WHAT TO WORK ON: Wherever a line of the data contains "dealer", copy that line.

MATERIALS PROVIDED:
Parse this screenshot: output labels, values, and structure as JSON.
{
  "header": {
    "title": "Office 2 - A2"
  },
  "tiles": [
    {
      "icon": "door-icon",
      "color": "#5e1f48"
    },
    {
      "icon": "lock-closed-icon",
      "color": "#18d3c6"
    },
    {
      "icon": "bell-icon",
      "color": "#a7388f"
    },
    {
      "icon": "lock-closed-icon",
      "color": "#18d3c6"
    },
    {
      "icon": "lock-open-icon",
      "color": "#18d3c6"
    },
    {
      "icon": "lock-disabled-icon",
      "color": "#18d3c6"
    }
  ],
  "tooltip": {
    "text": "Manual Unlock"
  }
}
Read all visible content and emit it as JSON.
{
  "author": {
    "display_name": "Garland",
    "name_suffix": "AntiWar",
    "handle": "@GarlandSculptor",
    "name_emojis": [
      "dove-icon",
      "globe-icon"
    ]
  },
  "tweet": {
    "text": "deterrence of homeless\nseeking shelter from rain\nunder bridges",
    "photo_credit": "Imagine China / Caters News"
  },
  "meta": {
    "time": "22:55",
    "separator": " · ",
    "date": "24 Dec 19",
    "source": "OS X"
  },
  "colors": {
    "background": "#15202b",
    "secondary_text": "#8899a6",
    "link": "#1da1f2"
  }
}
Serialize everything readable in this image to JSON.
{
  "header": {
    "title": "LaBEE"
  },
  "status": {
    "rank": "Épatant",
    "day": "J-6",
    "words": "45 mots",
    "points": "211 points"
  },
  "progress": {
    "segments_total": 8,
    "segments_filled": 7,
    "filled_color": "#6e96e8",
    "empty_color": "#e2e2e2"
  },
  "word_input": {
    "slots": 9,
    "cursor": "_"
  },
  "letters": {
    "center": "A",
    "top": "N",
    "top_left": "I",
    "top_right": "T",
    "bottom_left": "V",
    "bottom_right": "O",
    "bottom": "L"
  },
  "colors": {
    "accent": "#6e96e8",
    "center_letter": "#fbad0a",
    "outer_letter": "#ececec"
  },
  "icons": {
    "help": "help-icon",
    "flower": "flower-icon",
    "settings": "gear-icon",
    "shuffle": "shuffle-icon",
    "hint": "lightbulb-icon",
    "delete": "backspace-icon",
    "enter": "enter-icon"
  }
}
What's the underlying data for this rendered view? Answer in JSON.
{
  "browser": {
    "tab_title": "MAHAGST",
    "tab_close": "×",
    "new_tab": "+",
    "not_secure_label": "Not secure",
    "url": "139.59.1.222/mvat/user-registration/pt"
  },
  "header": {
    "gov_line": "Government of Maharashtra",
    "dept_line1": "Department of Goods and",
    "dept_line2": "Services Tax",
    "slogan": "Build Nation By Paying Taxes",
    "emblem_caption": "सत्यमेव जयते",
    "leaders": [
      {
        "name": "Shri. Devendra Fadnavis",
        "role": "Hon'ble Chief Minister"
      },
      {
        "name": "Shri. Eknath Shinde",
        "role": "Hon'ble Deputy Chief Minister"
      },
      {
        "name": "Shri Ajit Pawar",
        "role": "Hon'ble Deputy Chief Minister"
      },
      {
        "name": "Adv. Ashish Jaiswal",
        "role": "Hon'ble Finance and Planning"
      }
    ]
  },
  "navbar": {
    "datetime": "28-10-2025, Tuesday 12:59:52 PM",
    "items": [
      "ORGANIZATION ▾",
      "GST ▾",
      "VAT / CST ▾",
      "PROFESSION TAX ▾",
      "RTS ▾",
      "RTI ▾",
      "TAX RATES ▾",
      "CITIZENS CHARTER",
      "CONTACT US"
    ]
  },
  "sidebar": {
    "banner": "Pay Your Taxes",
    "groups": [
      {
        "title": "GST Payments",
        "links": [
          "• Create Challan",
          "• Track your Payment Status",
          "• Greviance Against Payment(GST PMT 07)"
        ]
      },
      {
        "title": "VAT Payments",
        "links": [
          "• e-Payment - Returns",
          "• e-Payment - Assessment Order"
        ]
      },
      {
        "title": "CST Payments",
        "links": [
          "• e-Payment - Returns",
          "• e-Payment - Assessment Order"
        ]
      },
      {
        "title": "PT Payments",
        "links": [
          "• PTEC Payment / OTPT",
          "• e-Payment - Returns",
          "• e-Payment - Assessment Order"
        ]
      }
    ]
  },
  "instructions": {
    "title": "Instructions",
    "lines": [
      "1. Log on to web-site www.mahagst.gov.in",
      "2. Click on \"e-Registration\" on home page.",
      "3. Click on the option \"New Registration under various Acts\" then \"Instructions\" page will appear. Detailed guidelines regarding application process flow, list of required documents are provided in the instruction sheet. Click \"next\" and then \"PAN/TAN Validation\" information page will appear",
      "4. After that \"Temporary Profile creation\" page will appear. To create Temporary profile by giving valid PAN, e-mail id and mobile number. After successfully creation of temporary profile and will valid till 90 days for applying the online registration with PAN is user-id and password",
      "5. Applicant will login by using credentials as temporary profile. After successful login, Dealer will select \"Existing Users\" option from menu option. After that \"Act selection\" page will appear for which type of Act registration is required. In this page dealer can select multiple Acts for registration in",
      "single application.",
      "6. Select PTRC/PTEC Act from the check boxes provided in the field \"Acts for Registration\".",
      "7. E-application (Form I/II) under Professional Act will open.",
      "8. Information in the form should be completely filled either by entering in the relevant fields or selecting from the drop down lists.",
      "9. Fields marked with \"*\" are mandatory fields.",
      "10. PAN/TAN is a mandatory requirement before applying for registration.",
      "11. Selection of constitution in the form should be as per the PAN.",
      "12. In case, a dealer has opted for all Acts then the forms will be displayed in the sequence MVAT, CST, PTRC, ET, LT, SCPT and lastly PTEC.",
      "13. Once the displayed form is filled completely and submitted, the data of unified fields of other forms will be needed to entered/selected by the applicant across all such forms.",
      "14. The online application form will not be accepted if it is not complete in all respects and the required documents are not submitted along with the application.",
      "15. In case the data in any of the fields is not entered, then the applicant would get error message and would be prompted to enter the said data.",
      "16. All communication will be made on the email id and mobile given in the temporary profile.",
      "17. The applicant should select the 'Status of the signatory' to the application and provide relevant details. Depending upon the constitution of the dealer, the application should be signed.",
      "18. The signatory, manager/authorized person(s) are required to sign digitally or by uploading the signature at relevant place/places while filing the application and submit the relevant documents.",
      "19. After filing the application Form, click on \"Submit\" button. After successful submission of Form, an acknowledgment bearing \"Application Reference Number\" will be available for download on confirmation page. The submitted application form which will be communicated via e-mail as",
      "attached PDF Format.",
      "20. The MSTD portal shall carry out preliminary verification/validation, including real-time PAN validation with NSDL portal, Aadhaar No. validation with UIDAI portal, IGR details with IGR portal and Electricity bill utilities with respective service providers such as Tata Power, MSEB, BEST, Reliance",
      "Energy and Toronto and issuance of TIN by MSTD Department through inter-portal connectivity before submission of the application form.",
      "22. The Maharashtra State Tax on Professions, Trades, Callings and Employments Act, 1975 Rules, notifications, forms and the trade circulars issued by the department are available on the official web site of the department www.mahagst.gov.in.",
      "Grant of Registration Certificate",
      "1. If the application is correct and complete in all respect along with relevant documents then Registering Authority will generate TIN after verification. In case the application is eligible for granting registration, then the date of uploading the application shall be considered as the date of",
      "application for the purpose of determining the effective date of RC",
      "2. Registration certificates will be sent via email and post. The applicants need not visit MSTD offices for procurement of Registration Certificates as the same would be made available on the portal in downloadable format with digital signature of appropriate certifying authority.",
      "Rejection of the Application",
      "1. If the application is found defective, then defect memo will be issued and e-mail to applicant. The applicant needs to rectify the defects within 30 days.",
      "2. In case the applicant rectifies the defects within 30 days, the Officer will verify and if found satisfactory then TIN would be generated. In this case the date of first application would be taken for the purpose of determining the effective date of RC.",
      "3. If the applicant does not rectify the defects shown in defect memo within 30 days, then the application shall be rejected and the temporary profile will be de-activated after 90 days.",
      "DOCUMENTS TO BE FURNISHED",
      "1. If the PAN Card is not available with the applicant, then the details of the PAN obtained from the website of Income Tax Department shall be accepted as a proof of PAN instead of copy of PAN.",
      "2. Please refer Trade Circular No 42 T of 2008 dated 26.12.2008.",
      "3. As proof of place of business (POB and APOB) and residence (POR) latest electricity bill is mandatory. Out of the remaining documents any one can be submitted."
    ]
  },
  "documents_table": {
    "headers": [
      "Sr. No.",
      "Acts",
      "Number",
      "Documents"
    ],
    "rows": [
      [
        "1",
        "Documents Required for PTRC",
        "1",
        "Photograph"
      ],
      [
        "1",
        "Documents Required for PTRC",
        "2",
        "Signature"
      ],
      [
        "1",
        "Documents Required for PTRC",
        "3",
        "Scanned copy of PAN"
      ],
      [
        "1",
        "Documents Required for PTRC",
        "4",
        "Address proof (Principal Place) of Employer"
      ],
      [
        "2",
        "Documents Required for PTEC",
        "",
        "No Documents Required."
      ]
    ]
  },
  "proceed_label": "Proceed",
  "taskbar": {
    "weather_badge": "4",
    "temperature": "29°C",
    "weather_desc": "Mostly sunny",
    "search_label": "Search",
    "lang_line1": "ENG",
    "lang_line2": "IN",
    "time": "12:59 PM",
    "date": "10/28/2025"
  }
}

EXERCISE SOLUTION:
      "5. Applicant will login by using credentials as temporary profile. After successful login, Dealer will select \"Existing Users\" option from menu option. After that \"Act selection\" page will appear for which type of Act registration is required. In this page dealer can select multiple Acts for registration in",
      "12. In case, a dealer has opted for all Acts then the forms will be displayed in the sequence MVAT, CST, PTRC, ET, LT, SCPT and lastly PTEC.",
      "17. The applicant should select the 'Status of the signatory' to the application and provide relevant details. Depending upon the constitution of the dealer, the application should be signed.",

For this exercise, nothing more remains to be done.